Exercise requirements: The response should contain all of the data below, reproduced exactly, and no pictures.

(Element data from apps and pages)
===

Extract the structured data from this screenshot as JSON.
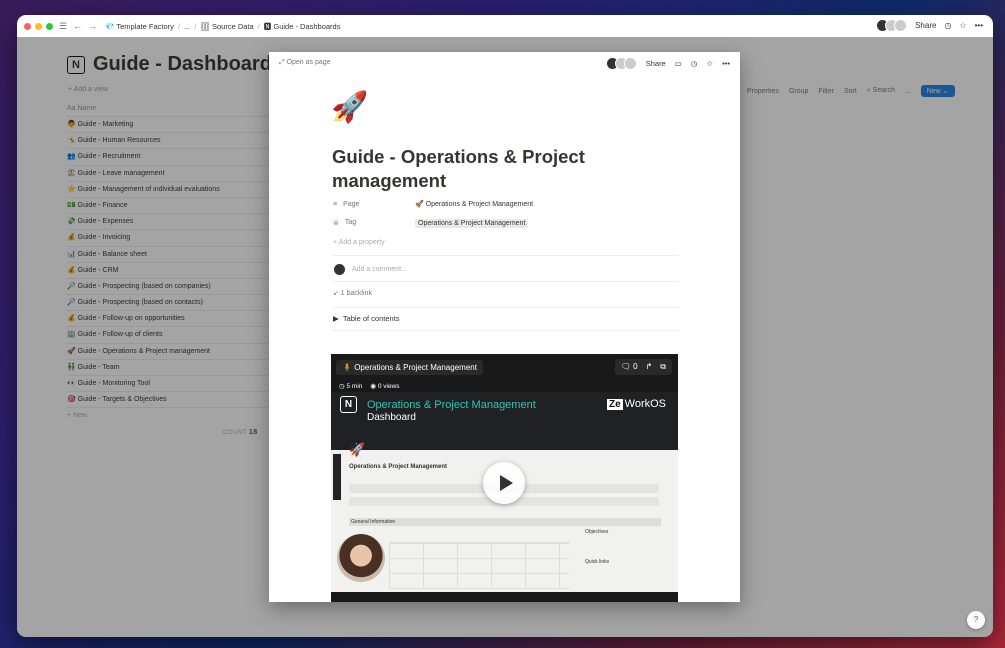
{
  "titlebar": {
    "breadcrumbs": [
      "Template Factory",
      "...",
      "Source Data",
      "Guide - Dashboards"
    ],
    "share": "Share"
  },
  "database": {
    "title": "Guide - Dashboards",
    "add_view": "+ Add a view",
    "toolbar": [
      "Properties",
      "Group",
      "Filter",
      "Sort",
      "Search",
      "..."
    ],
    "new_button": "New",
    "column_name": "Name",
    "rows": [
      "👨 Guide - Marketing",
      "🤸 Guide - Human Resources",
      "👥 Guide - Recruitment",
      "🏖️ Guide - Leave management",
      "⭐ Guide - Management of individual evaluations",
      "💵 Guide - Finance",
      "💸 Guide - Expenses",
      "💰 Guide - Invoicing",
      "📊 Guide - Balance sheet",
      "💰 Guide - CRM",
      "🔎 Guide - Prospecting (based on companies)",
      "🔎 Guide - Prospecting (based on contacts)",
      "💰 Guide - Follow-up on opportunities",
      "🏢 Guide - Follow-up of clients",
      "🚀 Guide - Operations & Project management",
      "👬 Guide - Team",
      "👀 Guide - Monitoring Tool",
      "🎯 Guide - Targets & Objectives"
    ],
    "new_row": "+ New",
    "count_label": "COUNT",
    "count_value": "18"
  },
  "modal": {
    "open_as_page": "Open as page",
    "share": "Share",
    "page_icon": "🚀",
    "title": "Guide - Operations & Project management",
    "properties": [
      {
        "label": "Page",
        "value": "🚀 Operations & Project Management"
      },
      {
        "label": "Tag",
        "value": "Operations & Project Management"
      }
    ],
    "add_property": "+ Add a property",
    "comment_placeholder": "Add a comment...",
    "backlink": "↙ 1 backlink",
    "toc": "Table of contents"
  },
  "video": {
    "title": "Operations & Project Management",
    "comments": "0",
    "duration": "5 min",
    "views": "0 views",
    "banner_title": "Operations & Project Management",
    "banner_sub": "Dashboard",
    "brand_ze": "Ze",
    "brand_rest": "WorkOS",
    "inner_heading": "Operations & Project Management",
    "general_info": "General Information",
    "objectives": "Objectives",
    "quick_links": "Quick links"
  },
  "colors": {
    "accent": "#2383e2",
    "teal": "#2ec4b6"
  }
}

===

Answer to this task:
Extract the structured data from this screenshot as JSON.
{
  "titlebar": {
    "breadcrumbs": [
      "Template Factory",
      "...",
      "Source Data",
      "Guide - Dashboards"
    ],
    "share": "Share"
  },
  "database": {
    "title": "Guide - Dashboards",
    "add_view": "+ Add a view",
    "toolbar": [
      "Properties",
      "Group",
      "Filter",
      "Sort",
      "Search",
      "..."
    ],
    "new_button": "New",
    "column_name": "Name",
    "rows": [
      "👨 Guide - Marketing",
      "🤸 Guide - Human Resources",
      "👥 Guide - Recruitment",
      "🏖️ Guide - Leave management",
      "⭐ Guide - Management of individual evaluations",
      "💵 Guide - Finance",
      "💸 Guide - Expenses",
      "💰 Guide - Invoicing",
      "📊 Guide - Balance sheet",
      "💰 Guide - CRM",
      "🔎 Guide - Prospecting (based on companies)",
      "🔎 Guide - Prospecting (based on contacts)",
      "💰 Guide - Follow-up on opportunities",
      "🏢 Guide - Follow-up of clients",
      "🚀 Guide - Operations & Project management",
      "👬 Guide - Team",
      "👀 Guide - Monitoring Tool",
      "🎯 Guide - Targets & Objectives"
    ],
    "new_row": "+ New",
    "count_label": "COUNT",
    "count_value": "18"
  },
  "modal": {
    "open_as_page": "Open as page",
    "share": "Share",
    "page_icon": "🚀",
    "title": "Guide - Operations & Project management",
    "properties": [
      {
        "label": "Page",
        "value": "🚀 Operations & Project Management"
      },
      {
        "label": "Tag",
        "value": "Operations & Project Management"
      }
    ],
    "add_property": "+ Add a property",
    "comment_placeholder": "Add a comment...",
    "backlink": "↙ 1 backlink",
    "toc": "Table of contents"
  },
  "video": {
    "title": "Operations & Project Management",
    "comments": "0",
    "duration": "5 min",
    "views": "0 views",
    "banner_title": "Operations & Project Management",
    "banner_sub": "Dashboard",
    "brand_ze": "Ze",
    "brand_rest": "WorkOS",
    "inner_heading": "Operations & Project Management",
    "general_info": "General Information",
    "objectives": "Objectives",
    "quick_links": "Quick links"
  },
  "colors": {
    "accent": "#2383e2",
    "teal": "#2ec4b6"
  }
}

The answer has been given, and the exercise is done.